Stored items from a collection:
----

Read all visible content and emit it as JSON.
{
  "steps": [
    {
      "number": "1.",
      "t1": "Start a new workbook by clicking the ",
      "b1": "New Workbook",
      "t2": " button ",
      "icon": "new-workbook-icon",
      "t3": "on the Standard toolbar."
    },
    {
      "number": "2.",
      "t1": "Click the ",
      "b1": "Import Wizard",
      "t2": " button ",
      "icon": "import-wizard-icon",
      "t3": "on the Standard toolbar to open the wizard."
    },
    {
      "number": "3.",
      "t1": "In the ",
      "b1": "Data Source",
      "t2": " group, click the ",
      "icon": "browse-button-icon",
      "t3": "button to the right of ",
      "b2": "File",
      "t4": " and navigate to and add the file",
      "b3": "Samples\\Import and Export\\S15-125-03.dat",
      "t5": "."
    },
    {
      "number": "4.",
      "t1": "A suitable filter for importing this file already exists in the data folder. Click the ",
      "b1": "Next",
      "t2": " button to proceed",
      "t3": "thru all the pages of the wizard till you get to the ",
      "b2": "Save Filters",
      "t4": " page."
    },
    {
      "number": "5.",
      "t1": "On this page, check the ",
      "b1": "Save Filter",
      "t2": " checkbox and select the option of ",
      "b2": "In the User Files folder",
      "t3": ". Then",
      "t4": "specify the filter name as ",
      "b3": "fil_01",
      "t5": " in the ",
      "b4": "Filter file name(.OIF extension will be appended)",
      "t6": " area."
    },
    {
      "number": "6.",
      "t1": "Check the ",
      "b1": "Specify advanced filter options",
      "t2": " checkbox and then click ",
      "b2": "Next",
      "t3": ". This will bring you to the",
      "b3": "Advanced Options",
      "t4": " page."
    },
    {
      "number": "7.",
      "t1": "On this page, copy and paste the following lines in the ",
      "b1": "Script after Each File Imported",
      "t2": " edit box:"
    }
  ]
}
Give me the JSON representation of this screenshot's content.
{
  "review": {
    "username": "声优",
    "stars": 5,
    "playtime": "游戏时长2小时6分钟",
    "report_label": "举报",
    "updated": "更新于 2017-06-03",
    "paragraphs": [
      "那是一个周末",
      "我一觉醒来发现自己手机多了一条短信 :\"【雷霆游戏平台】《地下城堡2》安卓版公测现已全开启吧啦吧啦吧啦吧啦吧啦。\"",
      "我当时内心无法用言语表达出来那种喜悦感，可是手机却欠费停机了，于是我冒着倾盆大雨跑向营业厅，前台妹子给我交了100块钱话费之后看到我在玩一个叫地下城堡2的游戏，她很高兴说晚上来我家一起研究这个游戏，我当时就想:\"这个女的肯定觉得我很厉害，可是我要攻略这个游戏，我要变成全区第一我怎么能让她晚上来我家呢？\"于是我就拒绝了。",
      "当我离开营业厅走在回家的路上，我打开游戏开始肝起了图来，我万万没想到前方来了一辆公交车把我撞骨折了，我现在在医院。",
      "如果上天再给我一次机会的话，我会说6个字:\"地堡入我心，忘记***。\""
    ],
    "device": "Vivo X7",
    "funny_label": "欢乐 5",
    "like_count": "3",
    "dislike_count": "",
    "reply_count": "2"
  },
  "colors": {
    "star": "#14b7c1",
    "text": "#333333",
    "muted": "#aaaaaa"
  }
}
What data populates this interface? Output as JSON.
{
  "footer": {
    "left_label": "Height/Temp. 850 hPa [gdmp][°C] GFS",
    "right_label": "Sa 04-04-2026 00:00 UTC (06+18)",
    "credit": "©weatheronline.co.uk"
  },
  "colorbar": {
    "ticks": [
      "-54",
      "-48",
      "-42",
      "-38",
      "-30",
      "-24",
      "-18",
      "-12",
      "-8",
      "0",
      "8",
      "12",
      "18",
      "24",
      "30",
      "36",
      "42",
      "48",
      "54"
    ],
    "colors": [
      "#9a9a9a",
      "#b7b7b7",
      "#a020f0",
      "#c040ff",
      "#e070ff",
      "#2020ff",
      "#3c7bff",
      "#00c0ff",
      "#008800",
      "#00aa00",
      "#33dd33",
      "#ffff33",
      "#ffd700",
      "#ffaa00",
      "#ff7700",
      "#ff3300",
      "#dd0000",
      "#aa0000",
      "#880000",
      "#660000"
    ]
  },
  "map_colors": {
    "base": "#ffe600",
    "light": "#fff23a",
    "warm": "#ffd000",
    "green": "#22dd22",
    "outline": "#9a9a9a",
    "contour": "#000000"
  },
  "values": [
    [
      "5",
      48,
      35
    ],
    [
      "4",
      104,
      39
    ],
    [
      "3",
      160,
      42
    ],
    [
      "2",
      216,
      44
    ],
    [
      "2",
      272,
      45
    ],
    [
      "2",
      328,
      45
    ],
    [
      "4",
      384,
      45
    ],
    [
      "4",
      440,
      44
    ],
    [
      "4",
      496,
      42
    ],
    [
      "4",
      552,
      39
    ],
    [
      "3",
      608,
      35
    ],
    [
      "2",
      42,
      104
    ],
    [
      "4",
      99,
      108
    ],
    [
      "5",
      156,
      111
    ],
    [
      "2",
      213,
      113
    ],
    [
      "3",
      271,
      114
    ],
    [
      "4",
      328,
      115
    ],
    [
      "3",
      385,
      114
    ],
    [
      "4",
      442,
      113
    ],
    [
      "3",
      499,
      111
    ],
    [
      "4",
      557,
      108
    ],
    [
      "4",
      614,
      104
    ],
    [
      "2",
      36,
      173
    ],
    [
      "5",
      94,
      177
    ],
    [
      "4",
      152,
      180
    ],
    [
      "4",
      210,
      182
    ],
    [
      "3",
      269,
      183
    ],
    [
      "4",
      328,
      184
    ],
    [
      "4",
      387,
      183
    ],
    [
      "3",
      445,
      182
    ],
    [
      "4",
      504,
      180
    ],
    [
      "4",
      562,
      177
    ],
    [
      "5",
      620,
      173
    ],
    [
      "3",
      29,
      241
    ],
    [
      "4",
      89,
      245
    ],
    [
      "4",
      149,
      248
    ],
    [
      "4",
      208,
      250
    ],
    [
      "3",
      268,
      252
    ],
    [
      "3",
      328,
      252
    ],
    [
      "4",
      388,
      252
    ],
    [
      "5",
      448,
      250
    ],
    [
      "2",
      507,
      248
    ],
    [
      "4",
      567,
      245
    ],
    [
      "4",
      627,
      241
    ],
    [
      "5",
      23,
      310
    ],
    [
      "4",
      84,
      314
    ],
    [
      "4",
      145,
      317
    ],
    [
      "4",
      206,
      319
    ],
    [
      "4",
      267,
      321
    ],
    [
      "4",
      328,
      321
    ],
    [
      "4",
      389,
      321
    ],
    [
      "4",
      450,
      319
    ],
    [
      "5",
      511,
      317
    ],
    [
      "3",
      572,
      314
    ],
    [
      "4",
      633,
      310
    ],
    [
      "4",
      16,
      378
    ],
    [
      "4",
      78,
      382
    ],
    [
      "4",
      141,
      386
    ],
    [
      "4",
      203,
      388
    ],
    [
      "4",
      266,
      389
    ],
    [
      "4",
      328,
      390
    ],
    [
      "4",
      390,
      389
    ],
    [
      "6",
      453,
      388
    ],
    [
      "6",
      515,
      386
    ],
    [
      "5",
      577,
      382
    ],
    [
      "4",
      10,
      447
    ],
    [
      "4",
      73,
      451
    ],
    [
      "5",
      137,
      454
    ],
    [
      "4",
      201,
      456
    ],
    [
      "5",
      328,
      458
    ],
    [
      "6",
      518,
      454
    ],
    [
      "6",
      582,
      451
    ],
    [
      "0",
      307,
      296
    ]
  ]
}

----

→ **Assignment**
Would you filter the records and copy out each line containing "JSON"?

→ **Answer to the problem**
Read all visible content and emit it as JSON.
Give me the JSON representation of this screenshot's content.
What data populates this interface? Output as JSON.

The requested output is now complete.